"The slaughter of orangutans as a direct impact of deforestation in the interest of palm oil plantations is a crime that involves the plantation workers, the companies` staffs, and also the government agencies s that issued the permits to open plantations in areas that are orangutan habitats," Daniek, a campaigner of COP, said as quoted in a COP` press statement here on Wednesday.
"Until today, there is no law enforcement against wildlife law violations. The Forestry Ministry, especially the Kalimantan Natural Resources Conservation Agency, do not have sufficient evidence to arrest the criminals, because political and economic interests are involved. So, we need direct action by the President to strengthen the law, spur and encourage the law enforcing agencies to investigate cases of orangutans slaughter, especially those committed by Malaysian companies," he said.
Daniek said the slaughter of apes that occurred in the concession areas of Metro Kajang and AUS in Muara Kaman, East Kalimantan, recently was just a fraction of what was really happening to orangutans in East Kalimantan.
Currently, at least 1,200 orangutans were in rehabilitation centers, and most of them were palm oil plantation victims.
"If one orangutan at a rehabilitation center represents 2 to 10 orangutans that have been killed, we estimate that in reality some 2.400 to 12.000 orangutans were exterminated," he added.

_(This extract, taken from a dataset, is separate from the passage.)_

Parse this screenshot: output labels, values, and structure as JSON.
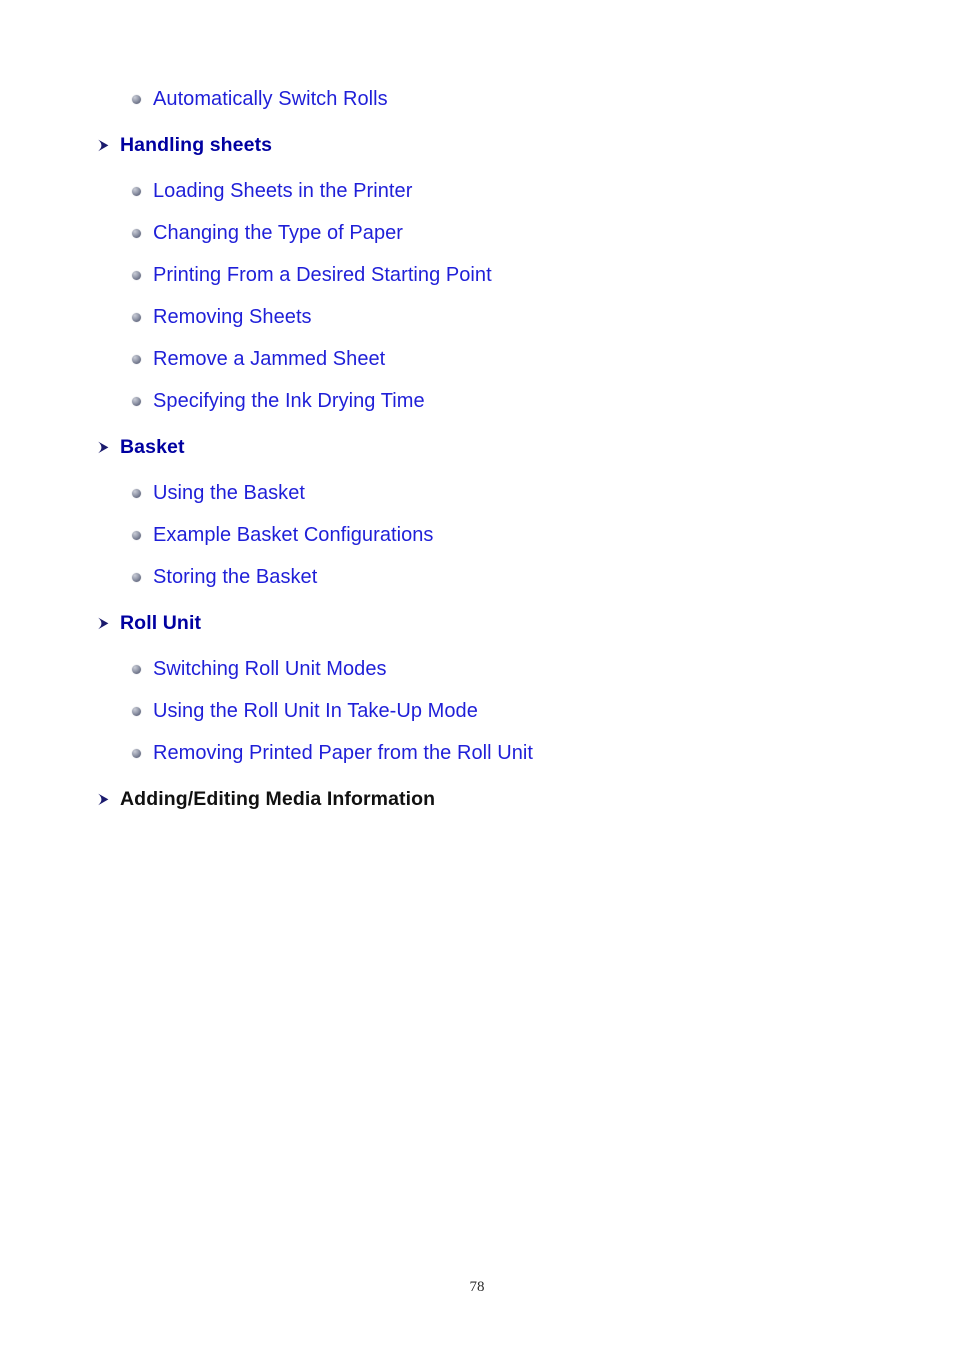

"Enough is enough. It`s time for us to enforce the law. This is a horrendous crime that needs to be stopped. If we do not enforce the law strictly, orangutans will continue to be killed. Indonesian laws should not be disregarded," he stated.
The COP was ready to give its full support to government efforts to find and present witnesses (to instances of orangutan killings) and dig up orangutans graveyards, so it can be used as evidence of the crimes against orangutans, the NGO activist said.
When speaking at a United Nations Climate Change Conference in Bali on December 10, 2007, President Susilo Bambang Yudhoyono made a commitment to protect orangutans. A similar commitment was also given by the Indonesian government through the Kinshasa Declaration of September 9, 2005. In the declaration, governments pledged to use all their power to protect orangutans and ensure their long-term welfare.